__What is being asked__:
For each line below, check whether "likes" is present. Report how many lines have it, nothing else.

● ● ● ●

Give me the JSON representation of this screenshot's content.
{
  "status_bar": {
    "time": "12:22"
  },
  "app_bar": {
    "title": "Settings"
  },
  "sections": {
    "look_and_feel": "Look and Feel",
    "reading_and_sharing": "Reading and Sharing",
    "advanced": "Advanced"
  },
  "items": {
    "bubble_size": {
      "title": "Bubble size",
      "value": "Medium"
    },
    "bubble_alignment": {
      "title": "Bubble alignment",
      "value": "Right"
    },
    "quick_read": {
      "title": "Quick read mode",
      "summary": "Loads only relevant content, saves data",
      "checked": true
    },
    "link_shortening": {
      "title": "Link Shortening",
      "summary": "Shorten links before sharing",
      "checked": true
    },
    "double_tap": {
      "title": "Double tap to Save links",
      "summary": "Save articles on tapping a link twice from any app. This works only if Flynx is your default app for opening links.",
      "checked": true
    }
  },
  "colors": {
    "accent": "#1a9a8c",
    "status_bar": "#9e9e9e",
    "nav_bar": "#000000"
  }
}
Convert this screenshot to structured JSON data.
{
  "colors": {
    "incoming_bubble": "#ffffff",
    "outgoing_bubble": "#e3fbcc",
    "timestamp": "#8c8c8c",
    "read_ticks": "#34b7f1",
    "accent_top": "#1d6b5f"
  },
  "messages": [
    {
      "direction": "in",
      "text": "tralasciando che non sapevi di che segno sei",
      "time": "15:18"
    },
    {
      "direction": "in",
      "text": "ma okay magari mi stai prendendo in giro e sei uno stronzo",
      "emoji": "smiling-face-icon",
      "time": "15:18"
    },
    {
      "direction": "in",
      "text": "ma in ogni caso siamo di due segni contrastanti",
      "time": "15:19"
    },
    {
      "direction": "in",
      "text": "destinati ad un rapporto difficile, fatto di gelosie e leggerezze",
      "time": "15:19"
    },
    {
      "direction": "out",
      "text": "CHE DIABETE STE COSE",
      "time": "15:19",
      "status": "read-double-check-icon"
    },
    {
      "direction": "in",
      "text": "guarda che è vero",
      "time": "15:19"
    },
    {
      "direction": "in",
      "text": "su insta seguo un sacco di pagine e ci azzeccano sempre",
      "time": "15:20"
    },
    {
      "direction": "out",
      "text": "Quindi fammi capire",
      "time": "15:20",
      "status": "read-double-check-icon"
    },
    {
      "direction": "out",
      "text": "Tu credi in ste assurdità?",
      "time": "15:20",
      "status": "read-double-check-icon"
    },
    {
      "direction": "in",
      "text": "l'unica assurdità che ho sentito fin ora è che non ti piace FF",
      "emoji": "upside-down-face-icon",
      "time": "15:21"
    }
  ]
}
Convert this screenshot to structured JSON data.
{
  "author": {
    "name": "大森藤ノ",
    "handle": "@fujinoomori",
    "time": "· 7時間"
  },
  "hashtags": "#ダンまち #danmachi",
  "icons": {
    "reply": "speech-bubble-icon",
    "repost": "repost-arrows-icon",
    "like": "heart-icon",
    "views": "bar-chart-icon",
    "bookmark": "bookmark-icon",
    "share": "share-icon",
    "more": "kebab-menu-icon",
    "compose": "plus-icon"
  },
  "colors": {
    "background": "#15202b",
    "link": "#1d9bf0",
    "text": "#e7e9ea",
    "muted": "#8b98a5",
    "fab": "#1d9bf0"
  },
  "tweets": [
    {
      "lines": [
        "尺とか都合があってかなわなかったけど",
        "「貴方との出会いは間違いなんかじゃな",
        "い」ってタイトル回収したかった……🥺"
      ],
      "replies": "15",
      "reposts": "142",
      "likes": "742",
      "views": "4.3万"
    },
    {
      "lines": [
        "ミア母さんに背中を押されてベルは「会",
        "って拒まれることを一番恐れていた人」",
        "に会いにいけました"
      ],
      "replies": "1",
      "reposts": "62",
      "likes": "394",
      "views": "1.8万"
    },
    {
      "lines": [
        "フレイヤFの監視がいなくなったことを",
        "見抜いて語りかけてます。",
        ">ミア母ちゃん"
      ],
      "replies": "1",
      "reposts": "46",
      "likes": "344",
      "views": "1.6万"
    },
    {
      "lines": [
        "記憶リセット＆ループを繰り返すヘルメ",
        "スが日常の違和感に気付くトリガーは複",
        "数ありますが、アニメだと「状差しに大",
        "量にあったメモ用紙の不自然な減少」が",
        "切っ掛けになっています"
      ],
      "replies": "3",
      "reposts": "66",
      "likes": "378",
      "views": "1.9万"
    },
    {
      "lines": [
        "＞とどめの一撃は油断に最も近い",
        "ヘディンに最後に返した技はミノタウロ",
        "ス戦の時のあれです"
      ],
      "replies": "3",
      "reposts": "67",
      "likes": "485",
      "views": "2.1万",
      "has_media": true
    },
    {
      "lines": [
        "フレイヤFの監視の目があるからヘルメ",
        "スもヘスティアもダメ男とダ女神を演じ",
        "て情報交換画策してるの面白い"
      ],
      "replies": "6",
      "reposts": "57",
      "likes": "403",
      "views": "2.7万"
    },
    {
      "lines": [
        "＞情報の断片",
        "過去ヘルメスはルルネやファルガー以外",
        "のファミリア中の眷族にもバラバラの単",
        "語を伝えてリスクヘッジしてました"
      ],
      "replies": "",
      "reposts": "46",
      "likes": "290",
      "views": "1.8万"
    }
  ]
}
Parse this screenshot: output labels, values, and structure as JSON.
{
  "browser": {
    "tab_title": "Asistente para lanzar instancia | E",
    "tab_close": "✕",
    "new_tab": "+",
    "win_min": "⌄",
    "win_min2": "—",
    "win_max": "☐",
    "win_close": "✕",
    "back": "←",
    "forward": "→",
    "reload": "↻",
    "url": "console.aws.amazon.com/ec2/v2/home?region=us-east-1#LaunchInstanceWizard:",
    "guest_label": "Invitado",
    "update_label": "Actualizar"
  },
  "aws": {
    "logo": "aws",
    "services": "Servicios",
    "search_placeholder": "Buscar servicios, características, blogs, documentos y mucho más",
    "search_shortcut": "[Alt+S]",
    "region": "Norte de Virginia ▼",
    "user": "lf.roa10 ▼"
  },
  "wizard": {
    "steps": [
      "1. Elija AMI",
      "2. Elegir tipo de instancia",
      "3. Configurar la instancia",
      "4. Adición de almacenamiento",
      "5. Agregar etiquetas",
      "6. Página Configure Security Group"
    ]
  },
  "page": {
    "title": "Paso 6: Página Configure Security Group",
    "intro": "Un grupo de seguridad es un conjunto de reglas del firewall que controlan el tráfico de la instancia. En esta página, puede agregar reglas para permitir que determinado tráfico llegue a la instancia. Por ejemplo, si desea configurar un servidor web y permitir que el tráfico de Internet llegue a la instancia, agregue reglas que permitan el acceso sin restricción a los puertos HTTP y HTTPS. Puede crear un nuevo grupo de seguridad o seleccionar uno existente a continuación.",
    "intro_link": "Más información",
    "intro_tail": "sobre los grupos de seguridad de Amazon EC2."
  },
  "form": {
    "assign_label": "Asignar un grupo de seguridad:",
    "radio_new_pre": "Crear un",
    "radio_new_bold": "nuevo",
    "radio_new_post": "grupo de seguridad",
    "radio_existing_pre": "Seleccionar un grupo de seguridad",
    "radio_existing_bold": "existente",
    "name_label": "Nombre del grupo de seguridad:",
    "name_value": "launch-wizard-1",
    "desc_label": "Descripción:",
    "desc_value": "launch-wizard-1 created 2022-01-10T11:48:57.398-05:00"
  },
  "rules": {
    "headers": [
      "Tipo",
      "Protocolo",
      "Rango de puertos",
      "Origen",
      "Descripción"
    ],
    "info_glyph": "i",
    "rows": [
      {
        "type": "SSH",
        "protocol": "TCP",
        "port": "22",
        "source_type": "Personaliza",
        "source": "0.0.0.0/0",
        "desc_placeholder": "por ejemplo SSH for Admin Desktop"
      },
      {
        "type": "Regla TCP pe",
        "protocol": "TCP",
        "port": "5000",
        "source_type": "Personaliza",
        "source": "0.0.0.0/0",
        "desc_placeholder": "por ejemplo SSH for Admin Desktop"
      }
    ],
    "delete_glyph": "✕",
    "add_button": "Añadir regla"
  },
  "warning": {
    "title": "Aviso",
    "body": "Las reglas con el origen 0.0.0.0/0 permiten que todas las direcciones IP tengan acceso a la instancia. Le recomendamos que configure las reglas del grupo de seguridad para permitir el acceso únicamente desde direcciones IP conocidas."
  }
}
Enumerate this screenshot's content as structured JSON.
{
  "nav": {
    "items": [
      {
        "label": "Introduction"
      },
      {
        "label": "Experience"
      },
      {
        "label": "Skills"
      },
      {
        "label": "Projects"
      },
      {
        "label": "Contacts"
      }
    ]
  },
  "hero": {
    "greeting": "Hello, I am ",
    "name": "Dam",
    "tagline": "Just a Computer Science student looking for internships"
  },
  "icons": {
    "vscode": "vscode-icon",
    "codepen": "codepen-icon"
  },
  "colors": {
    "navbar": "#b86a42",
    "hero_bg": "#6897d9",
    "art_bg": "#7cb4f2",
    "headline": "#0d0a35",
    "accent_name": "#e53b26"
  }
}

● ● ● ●

__Solution to this problem__:
7